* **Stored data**

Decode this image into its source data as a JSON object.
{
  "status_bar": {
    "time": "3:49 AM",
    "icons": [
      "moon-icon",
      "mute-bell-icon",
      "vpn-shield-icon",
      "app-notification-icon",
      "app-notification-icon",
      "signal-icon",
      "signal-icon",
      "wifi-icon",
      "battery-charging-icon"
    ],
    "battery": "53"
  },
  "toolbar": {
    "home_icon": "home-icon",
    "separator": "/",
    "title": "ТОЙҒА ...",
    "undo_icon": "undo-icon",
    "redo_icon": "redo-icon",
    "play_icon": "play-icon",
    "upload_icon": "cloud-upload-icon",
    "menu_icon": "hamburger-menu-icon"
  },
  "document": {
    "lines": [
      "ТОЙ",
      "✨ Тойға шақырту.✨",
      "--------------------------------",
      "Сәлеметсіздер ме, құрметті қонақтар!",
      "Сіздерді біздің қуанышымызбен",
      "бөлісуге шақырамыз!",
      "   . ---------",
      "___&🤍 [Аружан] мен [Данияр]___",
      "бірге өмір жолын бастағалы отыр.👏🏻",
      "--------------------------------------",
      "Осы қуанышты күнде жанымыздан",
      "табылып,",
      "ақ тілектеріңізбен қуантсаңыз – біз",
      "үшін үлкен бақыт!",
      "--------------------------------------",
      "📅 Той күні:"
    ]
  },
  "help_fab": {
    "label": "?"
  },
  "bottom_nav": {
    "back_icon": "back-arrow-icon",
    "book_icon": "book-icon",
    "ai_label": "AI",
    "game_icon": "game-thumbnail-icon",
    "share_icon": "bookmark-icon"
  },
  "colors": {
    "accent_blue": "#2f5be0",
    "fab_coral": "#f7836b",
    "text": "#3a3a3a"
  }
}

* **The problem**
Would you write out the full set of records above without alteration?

* **Answer to this exercise**
Decode this image into its source data as a JSON object.
{
  "status_bar": {
    "time": "3:49 AM",
    "icons": [
      "moon-icon",
      "mute-bell-icon",
      "vpn-shield-icon",
      "app-notification-icon",
      "app-notification-icon",
      "signal-icon",
      "signal-icon",
      "wifi-icon",
      "battery-charging-icon"
    ],
    "battery": "53"
  },
  "toolbar": {
    "home_icon": "home-icon",
    "separator": "/",
    "title": "ТОЙҒА ...",
    "undo_icon": "undo-icon",
    "redo_icon": "redo-icon",
    "play_icon": "play-icon",
    "upload_icon": "cloud-upload-icon",
    "menu_icon": "hamburger-menu-icon"
  },
  "document": {
    "lines": [
      "ТОЙ",
      "✨ Тойға шақырту.✨",
      "--------------------------------",
      "Сәлеметсіздер ме, құрметті қонақтар!",
      "Сіздерді біздің қуанышымызбен",
      "бөлісуге шақырамыз!",
      "   . ---------",
      "___&🤍 [Аружан] мен [Данияр]___",
      "бірге өмір жолын бастағалы отыр.👏🏻",
      "--------------------------------------",
      "Осы қуанышты күнде жанымыздан",
      "табылып,",
      "ақ тілектеріңізбен қуантсаңыз – біз",
      "үшін үлкен бақыт!",
      "--------------------------------------",
      "📅 Той күні:"
    ]
  },
  "help_fab": {
    "label": "?"
  },
  "bottom_nav": {
    "back_icon": "back-arrow-icon",
    "book_icon": "book-icon",
    "ai_label": "AI",
    "game_icon": "game-thumbnail-icon",
    "share_icon": "bookmark-icon"
  },
  "colors": {
    "accent_blue": "#2f5be0",
    "fab_coral": "#f7836b",
    "text": "#3a3a3a"
  }
}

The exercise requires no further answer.